In secure multi-party computation, mutually distrusting parties cooperatively compute functions of their private data; in the process, they only learn certain results as per the protocol (e.g., the final output). The realization of these protocols uses cryptographic techniques to avoid leaking information between the parties. A protocol for a secure(More)
—Metrics for quantifying information leakage assume that an adversary's gain is the defender's loss. We demonstrate that this assumption does not always hold via a class of scenarios. We describe how to extend quantification to account for a defender with goals distinct from adversary failure. We implement the extension and experimentally explore the impact(More)
Choosing a hard-to-guess secret is a prerequisite in many security applications. Whether it is a password for user authentication or a secret key for a cryptographic primitive, picking it requires the user to trade-off usability costs with resistance against an adversary: a simple password is easier to remember but is also easier to guess, likewise, a(More)
There is currently little evidence about what tools, methods, processes, and languages lead to secure software. We present the experimental design of the Build it Break it secure programming contest as an aim to provide such evidence. The contest also provides education value to participants where they gain experience developing programs in an adver-sarial(More)
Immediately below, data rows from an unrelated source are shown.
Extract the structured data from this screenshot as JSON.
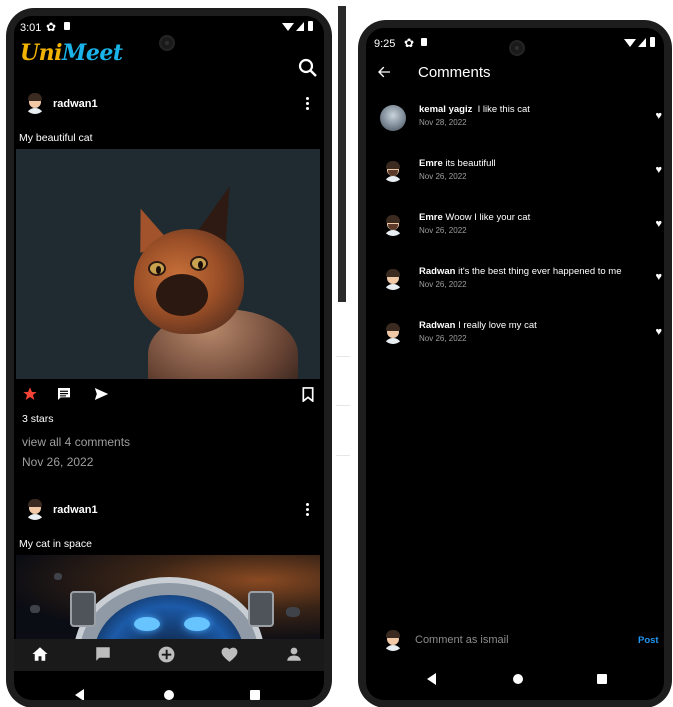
{
  "left_screen": {
    "status": {
      "time": "3:01"
    },
    "app": {
      "logo_part1": "Uni",
      "logo_part2": "Meet"
    },
    "posts": [
      {
        "username": "radwan1",
        "caption": "My beautiful cat",
        "stars": "3 stars",
        "view_comments": "view all 4 comments",
        "date": "Nov 26, 2022"
      },
      {
        "username": "radwan1",
        "caption": "My cat in space"
      }
    ],
    "bottom_nav": [
      "home-icon",
      "chat-icon",
      "add-circle-icon",
      "heart-icon",
      "person-icon"
    ]
  },
  "right_screen": {
    "status": {
      "time": "9:25"
    },
    "header": {
      "title": "Comments"
    },
    "comments": [
      {
        "author": "kemal yagiz",
        "text": "I like this cat",
        "date": "Nov 28, 2022"
      },
      {
        "author": "Emre",
        "text": "its beautifull",
        "date": "Nov 26, 2022"
      },
      {
        "author": "Emre",
        "text": "Woow I like your cat",
        "date": "Nov 26, 2022"
      },
      {
        "author": "Radwan",
        "text": "it's the best thing ever happened to me",
        "date": "Nov 26, 2022"
      },
      {
        "author": "Radwan",
        "text": "I really love my cat",
        "date": "Nov 26, 2022"
      }
    ],
    "input": {
      "placeholder": "Comment as ismail",
      "post_label": "Post"
    }
  },
  "colors": {
    "logo_yellow": "#f2b300",
    "logo_blue": "#1ab4ea",
    "star_red": "#f44336",
    "post_blue": "#2196f3",
    "background": "#000000"
  }
}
Typical security contests focus on breaking or mitigating the impact of buggy systems. We present the Build-it, Break-it, Fix-it (BIBIFI) contest, which aims to assess the ability to securely build software, not just break it. In BIBIFI, teams build specified software with the goal of maximizing correctness, performance, and security. The latter is tested(More)